GreenTalk: Posco's India project hits another hurdle


In this picture taken in 2007, villagers living under threat of displacement by the construction of a steel plant by South Korean steelmaker POSCO, sort beetel leaves in Dhinkia village of Jagatsinghpur district, some 100 kilometres east of the capital of the Indian state of Orissa, Bhubaneswar. On Monday, a report from India's Comptroller and Auditor General alleged that the state government misused the law to acquire land for Posco and other industry players.

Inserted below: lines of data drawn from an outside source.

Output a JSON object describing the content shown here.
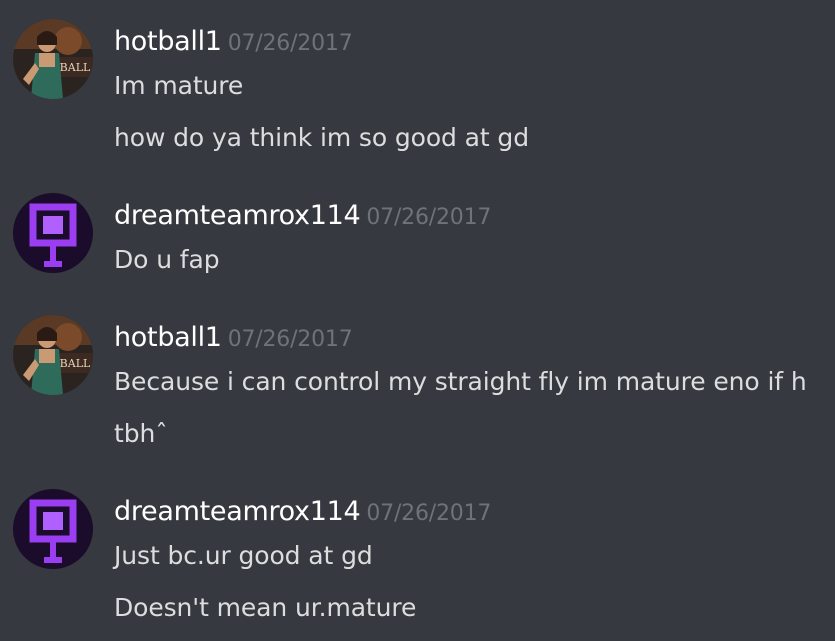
{
  "messages": [
    {
      "username": "hotball1",
      "timestamp": "07/26/2017",
      "avatar": "game-character-avatar",
      "lines": [
        "Im mature",
        "how do ya think im so good at gd"
      ]
    },
    {
      "username": "dreamteamrox114",
      "timestamp": "07/26/2017",
      "avatar": "purple-block-avatar",
      "lines": [
        "Do u fap"
      ]
    },
    {
      "username": "hotball1",
      "timestamp": "07/26/2017",
      "avatar": "game-character-avatar",
      "lines": [
        "Because i can control my straight fly im mature eno if h",
        "tbhˆ"
      ]
    },
    {
      "username": "dreamteamrox114",
      "timestamp": "07/26/2017",
      "avatar": "purple-block-avatar",
      "lines": [
        "Just bc.ur good at gd",
        "Doesn't mean ur.mature"
      ]
    }
  ],
  "colors": {
    "background": "#36393f",
    "username": "#ffffff",
    "timestamp": "#6f7278",
    "message_text": "#dcddde",
    "purple_avatar": "#8a2be2"
  }
}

Once hailed as India's largest foreign direct investment, Posco's proposed steel refining project in the eastern Indian state of Orissa ran into another hurdle this week, as India's Comptroller and Auditor General (CAG) accused the state government of misusing the law to acquire land for the Korean steel giant, as well as UK-based Vedanta Resources.

The CAG report follows Friday's news that India's green tribunal is suspending the environmental clearance granted to Posco for its $12 billion steel plant in late 2011. 

The CAG also found that Posco and Vedanta were not using the land for which they were allotted and were instead "hoarding" it, the Indian Express reported Monday.

According to the paper, Orissa acquired nearly 5,000 acres of private land between July 2002 and March 2011 to allow six corporations to set up industrial facilities using the emergency provisions under Section 17(4) of Land Acquisition Act. However, the land was not used for several years.

The government acquired around 2000 acres for Aditya Aluminium (Sambalpur), 830 acres for Vedanta Alumina Limited (Kalahandi), 1000 acres for Dhamara Port Company Ltd (Bhadrak) and 440 acres for Posco India Ltd (Jagatsinghpur), the paper said.

Posco signed the agreement to build the steel plant in 2005 and was slated to begin production by the end of 2011, but "protests, environmental concerns and government inquiries into alleged illegalities at a related mining concession have delayed it," according to FirstPost.

Unfortunately for Prime Minister Manmohan Singh, the green tribunal's rejection and the CAG's new findings closely followed his visit to South Korea -- where he assured his counterpart that the Posco project would finally break the logjam.